Excerpts from an interface dataset:
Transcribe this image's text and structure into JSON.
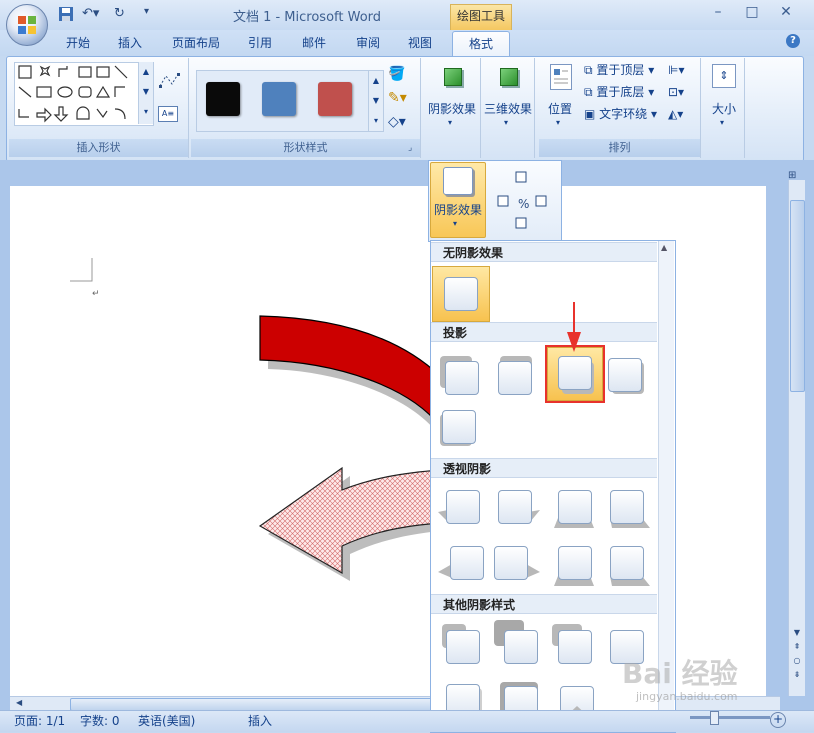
{
  "window": {
    "title": "文档 1 - Microsoft Word",
    "context_tab_title": "绘图工具",
    "minimize": "–",
    "maximize": "□",
    "close": "✕"
  },
  "tabs": [
    "开始",
    "插入",
    "页面布局",
    "引用",
    "邮件",
    "审阅",
    "视图"
  ],
  "active_tab": "格式",
  "ribbon": {
    "insert_shapes_label": "插入形状",
    "shape_styles_label": "形状样式",
    "arrange_label": "排列",
    "swatch_colors": [
      "#0a0a0a",
      "#4f81bd",
      "#c0504d"
    ],
    "shadow_effects": "阴影效果",
    "three_d_effects": "三维效果",
    "position": "位置",
    "bring_to_front": "置于顶层",
    "send_to_back": "置于底层",
    "text_wrap": "文字环绕",
    "size": "大小"
  },
  "shadow_menu": {
    "button_label": "阴影效果",
    "sections": {
      "no_shadow": "无阴影效果",
      "drop_shadow": "投影",
      "perspective": "透视阴影",
      "other": "其他阴影样式"
    }
  },
  "status": {
    "page": "页面: 1/1",
    "words": "字数: 0",
    "language": "英语(美国)",
    "mode": "插入"
  },
  "watermark": {
    "text": "Bai 经验",
    "sub": "jingyan.baidu.com"
  },
  "colors": {
    "accent": "#f8c757",
    "highlight": "#e8322c",
    "arrow_red": "#cc0000"
  }
}
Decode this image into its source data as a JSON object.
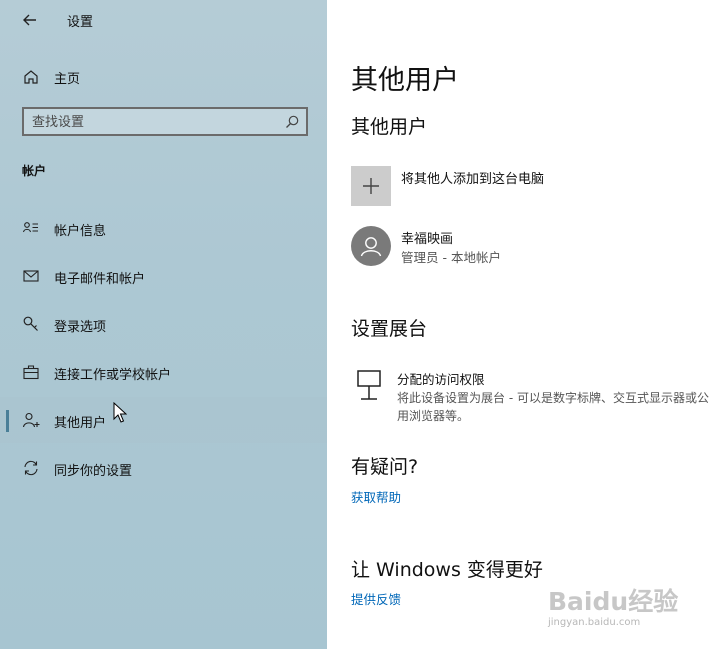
{
  "window": {
    "title": "设置"
  },
  "sidebar": {
    "home_label": "主页",
    "search": {
      "placeholder": "查找设置"
    },
    "section_title": "帐户",
    "items": [
      {
        "label": "帐户信息",
        "icon": "account-info-icon",
        "active": false
      },
      {
        "label": "电子邮件和帐户",
        "icon": "mail-icon",
        "active": false
      },
      {
        "label": "登录选项",
        "icon": "key-icon",
        "active": false
      },
      {
        "label": "连接工作或学校帐户",
        "icon": "briefcase-icon",
        "active": false
      },
      {
        "label": "其他用户",
        "icon": "add-person-icon",
        "active": true
      },
      {
        "label": "同步你的设置",
        "icon": "sync-icon",
        "active": false
      }
    ]
  },
  "main": {
    "page_title": "其他用户",
    "other_users": {
      "heading": "其他用户",
      "add_label": "将其他人添加到这台电脑",
      "user": {
        "name": "幸福映画",
        "role": "管理员 - 本地帐户"
      }
    },
    "kiosk": {
      "heading": "设置展台",
      "title": "分配的访问权限",
      "description": "将此设备设置为展台 - 可以是数字标牌、交互式显示器或公用浏览器等。"
    },
    "help": {
      "heading": "有疑问?",
      "link": "获取帮助"
    },
    "feedback": {
      "heading": "让 Windows 变得更好",
      "link": "提供反馈"
    }
  },
  "watermark": {
    "text": "Baidu经验",
    "sub": "jingyan.baidu.com"
  },
  "colors": {
    "accent": "#0067b8",
    "sidebar_bg": "#adc8d3",
    "active_indicator": "#4a7f98"
  }
}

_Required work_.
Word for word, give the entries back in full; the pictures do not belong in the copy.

_Response_.
Transcribe this image's text and structure into JSON.
{
  "window": {
    "title": "文档 1 - Microsoft Word",
    "context_tab_title": "绘图工具",
    "minimize": "–",
    "maximize": "□",
    "close": "✕"
  },
  "tabs": [
    "开始",
    "插入",
    "页面布局",
    "引用",
    "邮件",
    "审阅",
    "视图"
  ],
  "active_tab": "格式",
  "ribbon": {
    "insert_shapes_label": "插入形状",
    "shape_styles_label": "形状样式",
    "arrange_label": "排列",
    "swatch_colors": [
      "#0a0a0a",
      "#4f81bd",
      "#c0504d"
    ],
    "shadow_effects": "阴影效果",
    "three_d_effects": "三维效果",
    "position": "位置",
    "bring_to_front": "置于顶层",
    "send_to_back": "置于底层",
    "text_wrap": "文字环绕",
    "size": "大小"
  },
  "shadow_menu": {
    "button_label": "阴影效果",
    "sections": {
      "no_shadow": "无阴影效果",
      "drop_shadow": "投影",
      "perspective": "透视阴影",
      "other": "其他阴影样式"
    }
  },
  "status": {
    "page": "页面: 1/1",
    "words": "字数: 0",
    "language": "英语(美国)",
    "mode": "插入"
  },
  "watermark": {
    "text": "Bai 经验",
    "sub": "jingyan.baidu.com"
  },
  "colors": {
    "accent": "#f8c757",
    "highlight": "#e8322c",
    "arrow_red": "#cc0000"
  }
}
Decode this image into its source data as a JSON object.
{
  "window": {
    "title": "设置"
  },
  "sidebar": {
    "home_label": "主页",
    "search": {
      "placeholder": "查找设置"
    },
    "section_title": "帐户",
    "items": [
      {
        "label": "帐户信息",
        "icon": "account-info-icon",
        "active": false
      },
      {
        "label": "电子邮件和帐户",
        "icon": "mail-icon",
        "active": false
      },
      {
        "label": "登录选项",
        "icon": "key-icon",
        "active": false
      },
      {
        "label": "连接工作或学校帐户",
        "icon": "briefcase-icon",
        "active": false
      },
      {
        "label": "其他用户",
        "icon": "add-person-icon",
        "active": true
      },
      {
        "label": "同步你的设置",
        "icon": "sync-icon",
        "active": false
      }
    ]
  },
  "main": {
    "page_title": "其他用户",
    "other_users": {
      "heading": "其他用户",
      "add_label": "将其他人添加到这台电脑",
      "user": {
        "name": "幸福映画",
        "role": "管理员 - 本地帐户"
      }
    },
    "kiosk": {
      "heading": "设置展台",
      "title": "分配的访问权限",
      "description": "将此设备设置为展台 - 可以是数字标牌、交互式显示器或公用浏览器等。"
    },
    "help": {
      "heading": "有疑问?",
      "link": "获取帮助"
    },
    "feedback": {
      "heading": "让 Windows 变得更好",
      "link": "提供反馈"
    }
  },
  "watermark": {
    "text": "Baidu经验",
    "sub": "jingyan.baidu.com"
  },
  "colors": {
    "accent": "#0067b8",
    "sidebar_bg": "#adc8d3",
    "active_indicator": "#4a7f98"
  }
}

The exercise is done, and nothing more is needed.